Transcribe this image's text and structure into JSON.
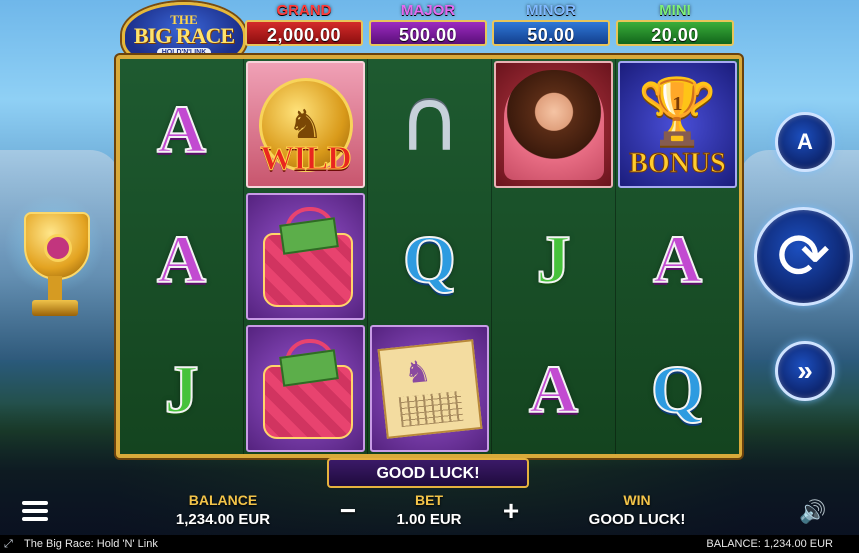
{
  "logo": {
    "line1": "THE",
    "line2": "BIG RACE",
    "line3": "HOLD'N'LINK"
  },
  "jackpots": [
    {
      "name": "GRAND",
      "value": "2,000.00"
    },
    {
      "name": "MAJOR",
      "value": "500.00"
    },
    {
      "name": "MINOR",
      "value": "50.00"
    },
    {
      "name": "MINI",
      "value": "20.00"
    }
  ],
  "reels": {
    "symbols": [
      [
        "A",
        "A",
        "J"
      ],
      [
        "WILD",
        "handbag",
        "handbag"
      ],
      [
        "horseshoe",
        "Q",
        "race-program"
      ],
      [
        "lady",
        "J",
        "A"
      ],
      [
        "BONUS",
        "A",
        "Q"
      ]
    ],
    "wild_text": "WILD",
    "bonus_text": "BONUS",
    "bonus_cup_number": "1"
  },
  "banner": {
    "text": "GOOD LUCK!"
  },
  "hud": {
    "balance_label": "BALANCE",
    "balance_value": "1,234.00 EUR",
    "bet_label": "BET",
    "bet_value": "1.00 EUR",
    "win_label": "WIN",
    "win_value": "GOOD LUCK!"
  },
  "controls": {
    "autoplay_letter": "A",
    "icons": [
      "menu-icon",
      "minus-icon",
      "plus-icon",
      "speaker-icon",
      "autoplay-icon",
      "spin-icon",
      "turbo-icon",
      "expand-icon"
    ]
  },
  "statusbar": {
    "title": "The Big Race: Hold 'N' Link",
    "balance": "BALANCE: 1,234.00 EUR"
  }
}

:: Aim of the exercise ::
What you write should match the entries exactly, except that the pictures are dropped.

:: Reply ::
Transcribe this image's text and structure into JSON.
{
  "logo": {
    "line1": "THE",
    "line2": "BIG RACE",
    "line3": "HOLD'N'LINK"
  },
  "jackpots": [
    {
      "name": "GRAND",
      "value": "2,000.00"
    },
    {
      "name": "MAJOR",
      "value": "500.00"
    },
    {
      "name": "MINOR",
      "value": "50.00"
    },
    {
      "name": "MINI",
      "value": "20.00"
    }
  ],
  "reels": {
    "symbols": [
      [
        "A",
        "A",
        "J"
      ],
      [
        "WILD",
        "handbag",
        "handbag"
      ],
      [
        "horseshoe",
        "Q",
        "race-program"
      ],
      [
        "lady",
        "J",
        "A"
      ],
      [
        "BONUS",
        "A",
        "Q"
      ]
    ],
    "wild_text": "WILD",
    "bonus_text": "BONUS",
    "bonus_cup_number": "1"
  },
  "banner": {
    "text": "GOOD LUCK!"
  },
  "hud": {
    "balance_label": "BALANCE",
    "balance_value": "1,234.00 EUR",
    "bet_label": "BET",
    "bet_value": "1.00 EUR",
    "win_label": "WIN",
    "win_value": "GOOD LUCK!"
  },
  "controls": {
    "autoplay_letter": "A",
    "icons": [
      "menu-icon",
      "minus-icon",
      "plus-icon",
      "speaker-icon",
      "autoplay-icon",
      "spin-icon",
      "turbo-icon",
      "expand-icon"
    ]
  },
  "statusbar": {
    "title": "The Big Race: Hold 'N' Link",
    "balance": "BALANCE: 1,234.00 EUR"
  }
}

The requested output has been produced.